**AIM OF THE TASK**
Omit any picture, and return the remaining data exactly as written.

**THE DATA**
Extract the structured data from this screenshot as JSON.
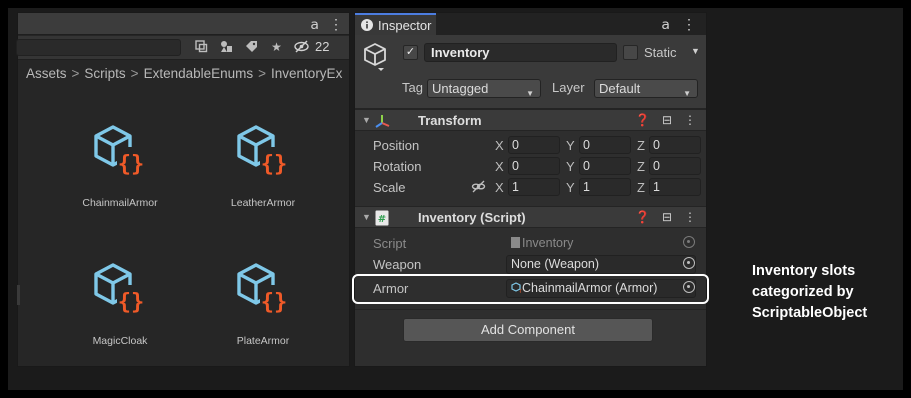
{
  "project": {
    "hidden_count": "22",
    "breadcrumb": [
      "Assets",
      "Scripts",
      "ExtendableEnums",
      "InventoryEx"
    ],
    "breadcrumb_sep": ">",
    "assets": [
      {
        "name": "ChainmailArmor"
      },
      {
        "name": "LeatherArmor"
      },
      {
        "name": "MagicCloak"
      },
      {
        "name": "PlateArmor"
      }
    ]
  },
  "inspector": {
    "tab_label": "Inspector",
    "go_name": "Inventory",
    "static_label": "Static",
    "tag_label": "Tag",
    "tag_value": "Untagged",
    "layer_label": "Layer",
    "layer_value": "Default",
    "transform": {
      "title": "Transform",
      "rows": [
        {
          "label": "Position",
          "x": "0",
          "y": "0",
          "z": "0"
        },
        {
          "label": "Rotation",
          "x": "0",
          "y": "0",
          "z": "0"
        },
        {
          "label": "Scale",
          "x": "1",
          "y": "1",
          "z": "1"
        }
      ],
      "axis_x": "X",
      "axis_y": "Y",
      "axis_z": "Z"
    },
    "script_component": {
      "title": "Inventory (Script)",
      "script_label": "Script",
      "script_value": "Inventory",
      "weapon_label": "Weapon",
      "weapon_value": "None (Weapon)",
      "armor_label": "Armor",
      "armor_value": "ChainmailArmor (Armor)"
    },
    "add_component": "Add Component"
  },
  "callout": {
    "line1": "Inventory slots",
    "line2": "categorized by",
    "line3": "ScriptableObject"
  },
  "colors": {
    "accent_blue": "#4c7de0",
    "asset_icon_blue": "#7fc8e8",
    "asset_icon_orange": "#f05a28"
  }
}
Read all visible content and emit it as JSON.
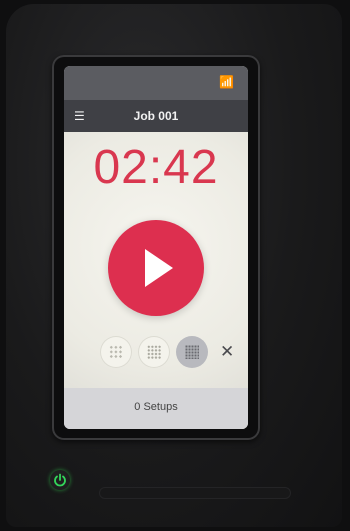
{
  "header": {
    "title": "Job 001",
    "status_icons": "wifi-icon battery-icon battery-icon more-icon"
  },
  "timer": {
    "display": "02:42"
  },
  "controls": {
    "play_icon": "play-icon",
    "modes": [
      "dots-coarse-icon",
      "dots-medium-icon",
      "dots-fine-icon"
    ],
    "close_glyph": "✕"
  },
  "footer": {
    "label": "0 Setups"
  },
  "colors": {
    "accent_red": "#dd2f4f",
    "power_led": "#33d65a"
  }
}
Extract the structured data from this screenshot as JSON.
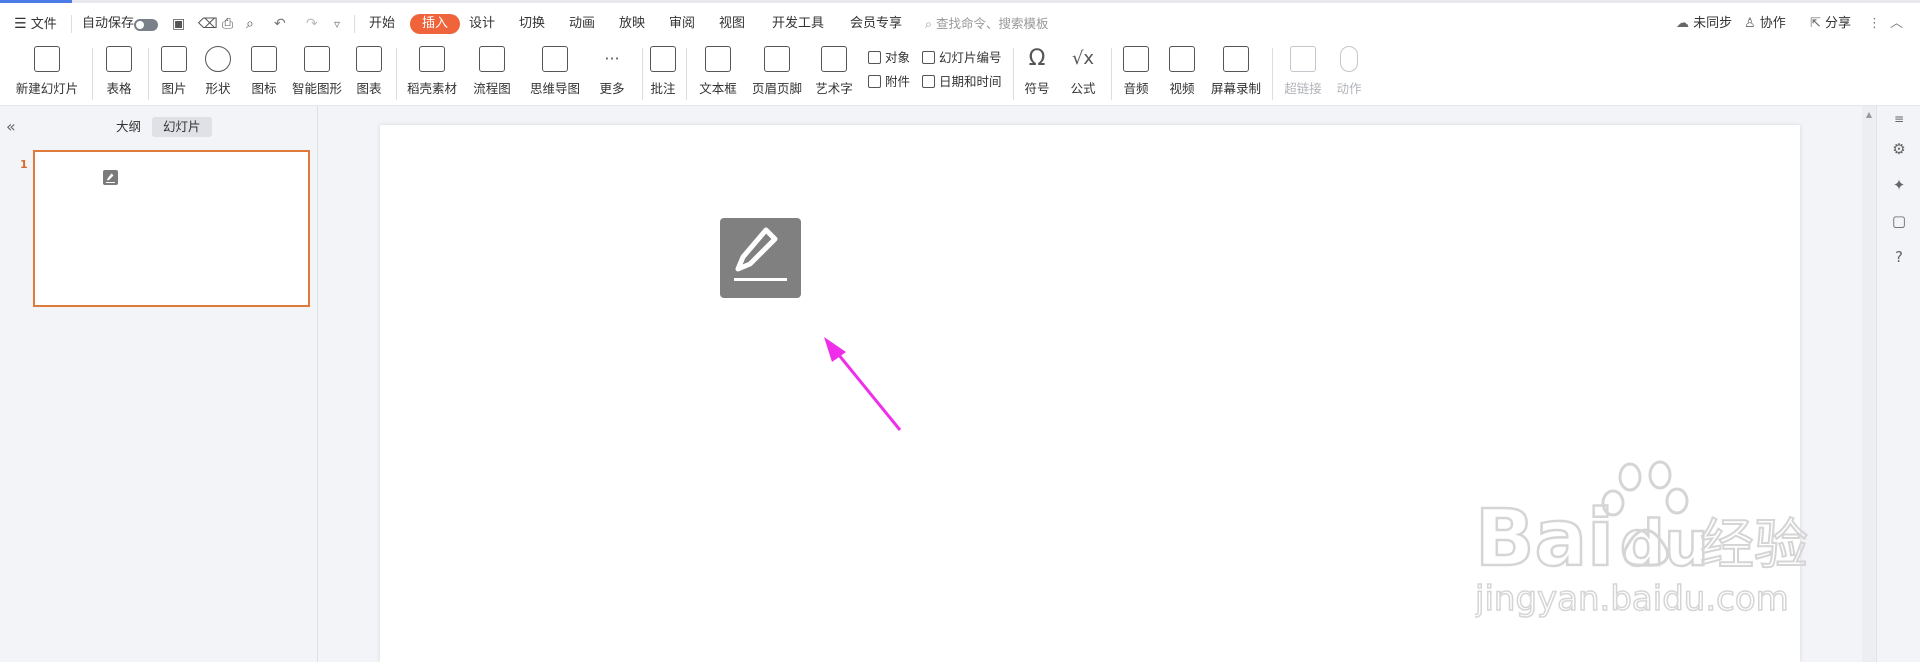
{
  "topbar": {
    "menu_label": "文件",
    "autosave_label": "自动保存",
    "tabs": [
      "开始",
      "插入",
      "设计",
      "切换",
      "动画",
      "放映",
      "审阅",
      "视图",
      "开发工具",
      "会员专享"
    ],
    "active_tab": "插入",
    "search_placeholder": "查找命令、搜索模板",
    "sync_label": "未同步",
    "collab_label": "协作",
    "share_label": "分享"
  },
  "ribbon": {
    "new_slide": "新建幻灯片",
    "table": "表格",
    "picture": "图片",
    "shape": "形状",
    "icon": "图标",
    "smart_art": "智能图形",
    "chart": "图表",
    "material": "稻壳素材",
    "flowchart": "流程图",
    "mindmap": "思维导图",
    "more": "更多",
    "comment": "批注",
    "textbox": "文本框",
    "header_footer": "页眉页脚",
    "wordart": "艺术字",
    "object": "对象",
    "attachment": "附件",
    "slide_number": "幻灯片编号",
    "datetime": "日期和时间",
    "symbol": "符号",
    "formula": "公式",
    "audio": "音频",
    "video": "视频",
    "screen_record": "屏幕录制",
    "hyperlink": "超链接",
    "action": "动作"
  },
  "left_panel": {
    "tab_outline": "大纲",
    "tab_slides": "幻灯片",
    "slide_number": "1"
  },
  "watermark": {
    "brand_left": "Bai",
    "brand_right": "du",
    "brand_cn": "经验",
    "url": "jingyan.baidu.com"
  },
  "colors": {
    "active_tab": "#f0643c",
    "thumb_border": "#e07a3a",
    "arrow": "#ee2ee8",
    "placeholder_icon": "#808080"
  }
}
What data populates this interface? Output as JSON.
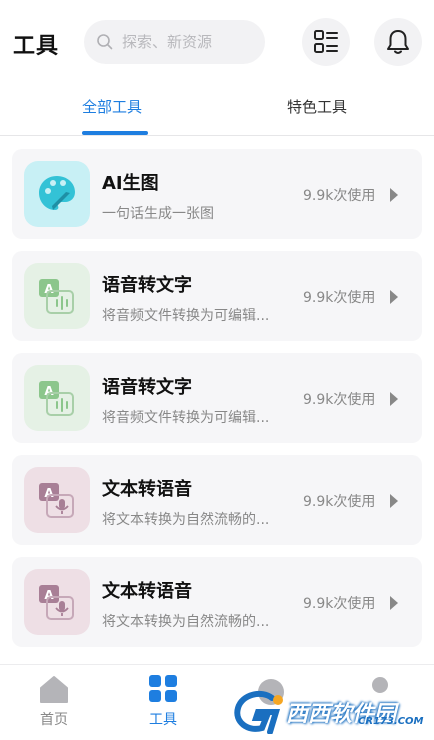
{
  "header": {
    "title": "工具",
    "search_placeholder": "探索、新资源",
    "list_icon": "list-icon",
    "bell_icon": "bell-icon"
  },
  "tabs": [
    {
      "label": "全部工具",
      "active": true
    },
    {
      "label": "特色工具",
      "active": false
    }
  ],
  "tools": [
    {
      "title": "AI生图",
      "desc": "一句话生成一张图",
      "usage": "9.9k次使用",
      "icon": "palette-icon"
    },
    {
      "title": "语音转文字",
      "desc": "将音频文件转换为可编辑...",
      "usage": "9.9k次使用",
      "icon": "speech-to-text-icon"
    },
    {
      "title": "语音转文字",
      "desc": "将音频文件转换为可编辑...",
      "usage": "9.9k次使用",
      "icon": "speech-to-text-icon"
    },
    {
      "title": "文本转语音",
      "desc": "将文本转换为自然流畅的...",
      "usage": "9.9k次使用",
      "icon": "text-to-speech-icon"
    },
    {
      "title": "文本转语音",
      "desc": "将文本转换为自然流畅的...",
      "usage": "9.9k次使用",
      "icon": "text-to-speech-icon"
    }
  ],
  "bottom_nav": [
    {
      "label": "首页",
      "icon": "home-icon",
      "active": false
    },
    {
      "label": "工具",
      "icon": "grid-icon",
      "active": true
    }
  ],
  "watermark": {
    "text": "西西软件园",
    "sub": "CR173.COM"
  },
  "colors": {
    "accent": "#1e7ee0",
    "card_bg": "#f6f6f8"
  }
}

**EXERCISE OUTPUT**
Extract the structured data from this screenshot as JSON.
{
  "project": {
    "hidden_count": "22",
    "breadcrumb": [
      "Assets",
      "Scripts",
      "ExtendableEnums",
      "InventoryEx"
    ],
    "breadcrumb_sep": ">",
    "assets": [
      {
        "name": "ChainmailArmor"
      },
      {
        "name": "LeatherArmor"
      },
      {
        "name": "MagicCloak"
      },
      {
        "name": "PlateArmor"
      }
    ]
  },
  "inspector": {
    "tab_label": "Inspector",
    "go_name": "Inventory",
    "static_label": "Static",
    "tag_label": "Tag",
    "tag_value": "Untagged",
    "layer_label": "Layer",
    "layer_value": "Default",
    "transform": {
      "title": "Transform",
      "rows": [
        {
          "label": "Position",
          "x": "0",
          "y": "0",
          "z": "0"
        },
        {
          "label": "Rotation",
          "x": "0",
          "y": "0",
          "z": "0"
        },
        {
          "label": "Scale",
          "x": "1",
          "y": "1",
          "z": "1"
        }
      ],
      "axis_x": "X",
      "axis_y": "Y",
      "axis_z": "Z"
    },
    "script_component": {
      "title": "Inventory (Script)",
      "script_label": "Script",
      "script_value": "Inventory",
      "weapon_label": "Weapon",
      "weapon_value": "None (Weapon)",
      "armor_label": "Armor",
      "armor_value": "ChainmailArmor (Armor)"
    },
    "add_component": "Add Component"
  },
  "callout": {
    "line1": "Inventory slots",
    "line2": "categorized by",
    "line3": "ScriptableObject"
  },
  "colors": {
    "accent_blue": "#4c7de0",
    "asset_icon_blue": "#7fc8e8",
    "asset_icon_orange": "#f05a28"
  }
}
Read all visible content and emit it as JSON.
{
  "header": {
    "title": "Job 001",
    "status_icons": "wifi-icon battery-icon battery-icon more-icon"
  },
  "timer": {
    "display": "02:42"
  },
  "controls": {
    "play_icon": "play-icon",
    "modes": [
      "dots-coarse-icon",
      "dots-medium-icon",
      "dots-fine-icon"
    ],
    "close_glyph": "✕"
  },
  "footer": {
    "label": "0 Setups"
  },
  "colors": {
    "accent_red": "#dd2f4f",
    "power_led": "#33d65a"
  }
}
Extract the structured data from this screenshot as JSON.
{
  "topbar": {
    "menu_label": "文件",
    "autosave_label": "自动保存",
    "tabs": [
      "开始",
      "插入",
      "设计",
      "切换",
      "动画",
      "放映",
      "审阅",
      "视图",
      "开发工具",
      "会员专享"
    ],
    "active_tab": "插入",
    "search_placeholder": "查找命令、搜索模板",
    "sync_label": "未同步",
    "collab_label": "协作",
    "share_label": "分享"
  },
  "ribbon": {
    "new_slide": "新建幻灯片",
    "table": "表格",
    "picture": "图片",
    "shape": "形状",
    "icon": "图标",
    "smart_art": "智能图形",
    "chart": "图表",
    "material": "稻壳素材",
    "flowchart": "流程图",
    "mindmap": "思维导图",
    "more": "更多",
    "comment": "批注",
    "textbox": "文本框",
    "header_footer": "页眉页脚",
    "wordart": "艺术字",
    "object": "对象",
    "attachment": "附件",
    "slide_number": "幻灯片编号",
    "datetime": "日期和时间",
    "symbol": "符号",
    "formula": "公式",
    "audio": "音频",
    "video": "视频",
    "screen_record": "屏幕录制",
    "hyperlink": "超链接",
    "action": "动作"
  },
  "left_panel": {
    "tab_outline": "大纲",
    "tab_slides": "幻灯片",
    "slide_number": "1"
  },
  "watermark": {
    "brand_left": "Bai",
    "brand_right": "du",
    "brand_cn": "经验",
    "url": "jingyan.baidu.com"
  },
  "colors": {
    "active_tab": "#f0643c",
    "thumb_border": "#e07a3a",
    "arrow": "#ee2ee8",
    "placeholder_icon": "#808080"
  }
}
What data populates this interface? Output as JSON.
{
  "header": {
    "title": "工具",
    "search_placeholder": "探索、新资源",
    "list_icon": "list-icon",
    "bell_icon": "bell-icon"
  },
  "tabs": [
    {
      "label": "全部工具",
      "active": true
    },
    {
      "label": "特色工具",
      "active": false
    }
  ],
  "tools": [
    {
      "title": "AI生图",
      "desc": "一句话生成一张图",
      "usage": "9.9k次使用",
      "icon": "palette-icon"
    },
    {
      "title": "语音转文字",
      "desc": "将音频文件转换为可编辑...",
      "usage": "9.9k次使用",
      "icon": "speech-to-text-icon"
    },
    {
      "title": "语音转文字",
      "desc": "将音频文件转换为可编辑...",
      "usage": "9.9k次使用",
      "icon": "speech-to-text-icon"
    },
    {
      "title": "文本转语音",
      "desc": "将文本转换为自然流畅的...",
      "usage": "9.9k次使用",
      "icon": "text-to-speech-icon"
    },
    {
      "title": "文本转语音",
      "desc": "将文本转换为自然流畅的...",
      "usage": "9.9k次使用",
      "icon": "text-to-speech-icon"
    }
  ],
  "bottom_nav": [
    {
      "label": "首页",
      "icon": "home-icon",
      "active": false
    },
    {
      "label": "工具",
      "icon": "grid-icon",
      "active": true
    }
  ],
  "watermark": {
    "text": "西西软件园",
    "sub": "CR173.COM"
  },
  "colors": {
    "accent": "#1e7ee0",
    "card_bg": "#f6f6f8"
  }
}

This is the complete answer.